▶ _Work item_: Copy the whole listing below exactly, with nothing left out.

──────────

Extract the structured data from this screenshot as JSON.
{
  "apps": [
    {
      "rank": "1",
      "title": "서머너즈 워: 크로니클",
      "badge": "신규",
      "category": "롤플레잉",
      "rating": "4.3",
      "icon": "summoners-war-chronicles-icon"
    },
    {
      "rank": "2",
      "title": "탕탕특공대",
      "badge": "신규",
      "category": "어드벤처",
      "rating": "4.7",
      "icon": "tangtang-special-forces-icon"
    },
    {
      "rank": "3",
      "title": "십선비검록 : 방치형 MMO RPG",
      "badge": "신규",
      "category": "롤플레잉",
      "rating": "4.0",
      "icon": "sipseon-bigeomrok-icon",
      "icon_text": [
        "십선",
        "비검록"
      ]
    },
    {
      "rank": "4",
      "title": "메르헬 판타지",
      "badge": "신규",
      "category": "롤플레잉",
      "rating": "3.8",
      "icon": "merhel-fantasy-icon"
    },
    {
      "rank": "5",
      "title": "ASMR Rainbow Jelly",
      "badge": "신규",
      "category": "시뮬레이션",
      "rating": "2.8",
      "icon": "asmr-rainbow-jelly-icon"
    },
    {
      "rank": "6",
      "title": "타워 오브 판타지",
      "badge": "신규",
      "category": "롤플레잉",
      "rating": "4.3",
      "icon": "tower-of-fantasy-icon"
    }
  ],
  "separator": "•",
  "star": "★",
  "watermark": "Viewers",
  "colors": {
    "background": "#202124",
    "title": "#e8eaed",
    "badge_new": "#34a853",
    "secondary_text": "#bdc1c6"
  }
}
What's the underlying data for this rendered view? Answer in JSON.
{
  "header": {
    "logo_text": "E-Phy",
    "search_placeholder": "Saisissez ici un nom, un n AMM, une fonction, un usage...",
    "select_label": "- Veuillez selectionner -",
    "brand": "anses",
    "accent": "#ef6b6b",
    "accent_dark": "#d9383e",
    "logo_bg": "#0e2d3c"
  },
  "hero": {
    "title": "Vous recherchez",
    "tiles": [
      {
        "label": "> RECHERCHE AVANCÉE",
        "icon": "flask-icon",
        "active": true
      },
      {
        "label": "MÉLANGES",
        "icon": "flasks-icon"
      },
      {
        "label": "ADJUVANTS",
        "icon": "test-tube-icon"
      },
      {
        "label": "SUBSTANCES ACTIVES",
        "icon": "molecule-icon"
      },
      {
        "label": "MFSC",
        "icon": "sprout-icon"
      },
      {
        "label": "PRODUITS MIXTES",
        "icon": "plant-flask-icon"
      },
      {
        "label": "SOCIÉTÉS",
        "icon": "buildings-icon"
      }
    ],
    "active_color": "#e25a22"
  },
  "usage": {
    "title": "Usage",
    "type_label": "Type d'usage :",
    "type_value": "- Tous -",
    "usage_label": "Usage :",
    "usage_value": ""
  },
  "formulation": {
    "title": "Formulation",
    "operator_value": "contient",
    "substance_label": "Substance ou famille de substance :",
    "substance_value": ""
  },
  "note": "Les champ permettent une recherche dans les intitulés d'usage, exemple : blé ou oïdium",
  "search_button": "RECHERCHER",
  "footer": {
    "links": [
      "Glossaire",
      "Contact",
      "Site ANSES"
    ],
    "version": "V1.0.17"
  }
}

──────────

▶ _Answer section_:
Extract the structured data from this screenshot as JSON.
{
  "apps": [
    {
      "rank": "1",
      "title": "서머너즈 워: 크로니클",
      "badge": "신규",
      "category": "롤플레잉",
      "rating": "4.3",
      "icon": "summoners-war-chronicles-icon"
    },
    {
      "rank": "2",
      "title": "탕탕특공대",
      "badge": "신규",
      "category": "어드벤처",
      "rating": "4.7",
      "icon": "tangtang-special-forces-icon"
    },
    {
      "rank": "3",
      "title": "십선비검록 : 방치형 MMO RPG",
      "badge": "신규",
      "category": "롤플레잉",
      "rating": "4.0",
      "icon": "sipseon-bigeomrok-icon",
      "icon_text": [
        "십선",
        "비검록"
      ]
    },
    {
      "rank": "4",
      "title": "메르헬 판타지",
      "badge": "신규",
      "category": "롤플레잉",
      "rating": "3.8",
      "icon": "merhel-fantasy-icon"
    },
    {
      "rank": "5",
      "title": "ASMR Rainbow Jelly",
      "badge": "신규",
      "category": "시뮬레이션",
      "rating": "2.8",
      "icon": "asmr-rainbow-jelly-icon"
    },
    {
      "rank": "6",
      "title": "타워 오브 판타지",
      "badge": "신규",
      "category": "롤플레잉",
      "rating": "4.3",
      "icon": "tower-of-fantasy-icon"
    }
  ],
  "separator": "•",
  "star": "★",
  "watermark": "Viewers",
  "colors": {
    "background": "#202124",
    "title": "#e8eaed",
    "badge_new": "#34a853",
    "secondary_text": "#bdc1c6"
  }
}
What's the underlying data for this rendered view? Answer in JSON.
{
  "header": {
    "logo_text": "E-Phy",
    "search_placeholder": "Saisissez ici un nom, un n AMM, une fonction, un usage...",
    "select_label": "- Veuillez selectionner -",
    "brand": "anses",
    "accent": "#ef6b6b",
    "accent_dark": "#d9383e",
    "logo_bg": "#0e2d3c"
  },
  "hero": {
    "title": "Vous recherchez",
    "tiles": [
      {
        "label": "> RECHERCHE AVANCÉE",
        "icon": "flask-icon",
        "active": true
      },
      {
        "label": "MÉLANGES",
        "icon": "flasks-icon"
      },
      {
        "label": "ADJUVANTS",
        "icon": "test-tube-icon"
      },
      {
        "label": "SUBSTANCES ACTIVES",
        "icon": "molecule-icon"
      },
      {
        "label": "MFSC",
        "icon": "sprout-icon"
      },
      {
        "label": "PRODUITS MIXTES",
        "icon": "plant-flask-icon"
      },
      {
        "label": "SOCIÉTÉS",
        "icon": "buildings-icon"
      }
    ],
    "active_color": "#e25a22"
  },
  "usage": {
    "title": "Usage",
    "type_label": "Type d'usage :",
    "type_value": "- Tous -",
    "usage_label": "Usage :",
    "usage_value": ""
  },
  "formulation": {
    "title": "Formulation",
    "operator_value": "contient",
    "substance_label": "Substance ou famille de substance :",
    "substance_value": ""
  },
  "note": "Les champ permettent une recherche dans les intitulés d'usage, exemple : blé ou oïdium",
  "search_button": "RECHERCHER",
  "footer": {
    "links": [
      "Glossaire",
      "Contact",
      "Site ANSES"
    ],
    "version": "V1.0.17"
  }
}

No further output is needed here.